Authors acknowledge financial support from the Canadian Institutes of Health Research, the Discovery Program of the Natural Sciences and Engineering Research Council of Canada, and the Federal Economic Development Agency for Southern Ontario. CM is an employee of Philips.
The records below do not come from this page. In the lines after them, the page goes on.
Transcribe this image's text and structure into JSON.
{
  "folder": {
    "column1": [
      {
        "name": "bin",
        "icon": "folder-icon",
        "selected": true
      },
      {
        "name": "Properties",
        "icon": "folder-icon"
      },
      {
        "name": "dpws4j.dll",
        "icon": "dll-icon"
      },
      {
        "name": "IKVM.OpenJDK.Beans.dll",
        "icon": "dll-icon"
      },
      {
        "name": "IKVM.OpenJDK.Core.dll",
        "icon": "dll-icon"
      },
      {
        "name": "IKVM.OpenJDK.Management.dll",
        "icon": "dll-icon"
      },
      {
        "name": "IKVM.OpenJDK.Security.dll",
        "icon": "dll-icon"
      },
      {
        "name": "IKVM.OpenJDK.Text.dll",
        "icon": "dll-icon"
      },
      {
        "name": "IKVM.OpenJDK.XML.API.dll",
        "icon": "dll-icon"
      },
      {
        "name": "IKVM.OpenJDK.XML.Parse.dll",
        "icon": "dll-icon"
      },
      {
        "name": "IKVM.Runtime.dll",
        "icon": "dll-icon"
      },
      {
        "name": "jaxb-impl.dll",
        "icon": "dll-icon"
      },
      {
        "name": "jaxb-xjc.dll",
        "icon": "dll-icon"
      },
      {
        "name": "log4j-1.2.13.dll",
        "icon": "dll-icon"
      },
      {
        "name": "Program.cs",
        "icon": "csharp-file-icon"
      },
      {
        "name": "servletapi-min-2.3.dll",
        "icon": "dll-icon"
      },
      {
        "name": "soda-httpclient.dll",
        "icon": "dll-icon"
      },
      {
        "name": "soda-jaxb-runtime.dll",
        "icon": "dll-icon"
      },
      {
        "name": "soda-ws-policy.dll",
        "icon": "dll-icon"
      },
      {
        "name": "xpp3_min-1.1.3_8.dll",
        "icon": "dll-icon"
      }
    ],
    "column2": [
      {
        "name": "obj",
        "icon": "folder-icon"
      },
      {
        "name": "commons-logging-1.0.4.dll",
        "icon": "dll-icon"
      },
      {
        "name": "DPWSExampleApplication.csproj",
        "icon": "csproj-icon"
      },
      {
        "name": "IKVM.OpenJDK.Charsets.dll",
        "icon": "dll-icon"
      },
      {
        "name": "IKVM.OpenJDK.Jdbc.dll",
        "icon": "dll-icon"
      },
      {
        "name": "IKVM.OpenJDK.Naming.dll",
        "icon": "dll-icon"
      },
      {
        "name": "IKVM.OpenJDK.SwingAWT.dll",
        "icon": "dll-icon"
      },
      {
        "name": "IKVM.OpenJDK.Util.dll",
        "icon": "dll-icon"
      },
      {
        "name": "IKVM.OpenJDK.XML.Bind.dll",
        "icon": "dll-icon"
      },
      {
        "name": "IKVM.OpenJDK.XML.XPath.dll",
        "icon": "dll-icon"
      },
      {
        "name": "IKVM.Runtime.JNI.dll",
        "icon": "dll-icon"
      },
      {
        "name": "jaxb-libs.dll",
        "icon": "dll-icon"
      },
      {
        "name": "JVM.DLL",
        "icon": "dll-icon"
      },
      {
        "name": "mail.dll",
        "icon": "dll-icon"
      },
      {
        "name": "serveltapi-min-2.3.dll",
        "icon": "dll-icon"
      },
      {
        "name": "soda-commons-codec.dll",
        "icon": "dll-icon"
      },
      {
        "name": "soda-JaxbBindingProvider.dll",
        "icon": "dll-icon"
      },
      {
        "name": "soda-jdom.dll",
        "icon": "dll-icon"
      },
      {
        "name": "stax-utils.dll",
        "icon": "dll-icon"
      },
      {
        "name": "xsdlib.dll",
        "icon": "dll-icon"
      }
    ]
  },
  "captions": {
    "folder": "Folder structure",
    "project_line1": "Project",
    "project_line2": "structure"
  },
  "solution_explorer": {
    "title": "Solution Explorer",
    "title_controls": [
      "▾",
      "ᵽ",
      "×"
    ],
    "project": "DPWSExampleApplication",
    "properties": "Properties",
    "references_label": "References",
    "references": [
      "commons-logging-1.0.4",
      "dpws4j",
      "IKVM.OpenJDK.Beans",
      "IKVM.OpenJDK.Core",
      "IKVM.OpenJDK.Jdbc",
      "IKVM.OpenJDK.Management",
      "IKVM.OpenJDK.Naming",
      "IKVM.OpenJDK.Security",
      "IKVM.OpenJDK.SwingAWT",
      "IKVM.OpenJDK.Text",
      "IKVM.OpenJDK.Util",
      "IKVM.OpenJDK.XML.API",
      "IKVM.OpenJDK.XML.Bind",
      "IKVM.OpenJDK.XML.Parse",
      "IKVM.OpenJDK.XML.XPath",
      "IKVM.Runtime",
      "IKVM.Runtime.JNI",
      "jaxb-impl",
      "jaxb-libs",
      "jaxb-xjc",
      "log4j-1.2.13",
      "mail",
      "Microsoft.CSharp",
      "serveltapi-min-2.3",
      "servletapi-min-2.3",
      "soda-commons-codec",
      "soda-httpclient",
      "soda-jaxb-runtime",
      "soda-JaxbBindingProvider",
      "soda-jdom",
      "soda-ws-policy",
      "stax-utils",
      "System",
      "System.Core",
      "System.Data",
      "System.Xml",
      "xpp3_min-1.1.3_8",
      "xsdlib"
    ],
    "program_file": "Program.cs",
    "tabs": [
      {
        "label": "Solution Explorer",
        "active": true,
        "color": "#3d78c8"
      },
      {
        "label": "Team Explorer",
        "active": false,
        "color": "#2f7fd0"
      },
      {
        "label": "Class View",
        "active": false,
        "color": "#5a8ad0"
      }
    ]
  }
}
1. B. D. de Senneville et al. MR-guided thermotherapy of abdominal organs using a robust PCA-based motion descriptor. IEEE Trans. Med. Imaging. 2011;30(11):1987–1995.
2. M. Turk and A. Pentland. Eigenfaces for Recognition. Journal of Cognitive Neuroscience. 1991;3(1):71–86.
3. T. Liu et al. A novel background field removal method for MRI using projection onto dipole fields (PDF). NMR Biomed. 2011;24(9):1129–1136.
4. S. Pichardo et al. In vivo optimisation study for multi-baseline MR-based thermometry in the context of hyperthermia using MR-guided high intensity focused ultrasound for head and neck applications. Int. J. Hyperth. 2014;30(8):579–592.


Figure 1: Magnitude image of volunteer abdomen. Yellow circle indicates region of interest in the kidney used for evaluation of temperature stability and precision.

Figure 2: Thermometry in volunteer abdomen. Standard subtraction (left) yields both periodic (black arrow) and aperiodic (white arrows) temperature artifacts which appear red and blue in these thermal maps. PCA (center) corrects periodic artifacts and subsequent use of PDF (right) handles the aperiodic artifacts.

Figure 3: Temperature stability (left) and precision (right) in the upper portion of the kidney for three pigs and two human volunteers. PCA-PDF achieves substantial improvement and consistently low results across all subjects.

Figure 4: Hyperthermia, in vivo porcine head-and-neck region. Subtraction (blue) exhibits considerable fluctuation due to artifacts. Stability is visibly improved by PCA-PDF (left-orange), even when compared to the navigator echo assisted multi-baseline method (right-red)4. Note that heating is stopped at dynamic 650; PCA-PDF corrects trailing artifact and shows smooth cool-down.

Proc. Intl. Soc. Mag. Reson. Med. 24 (2016)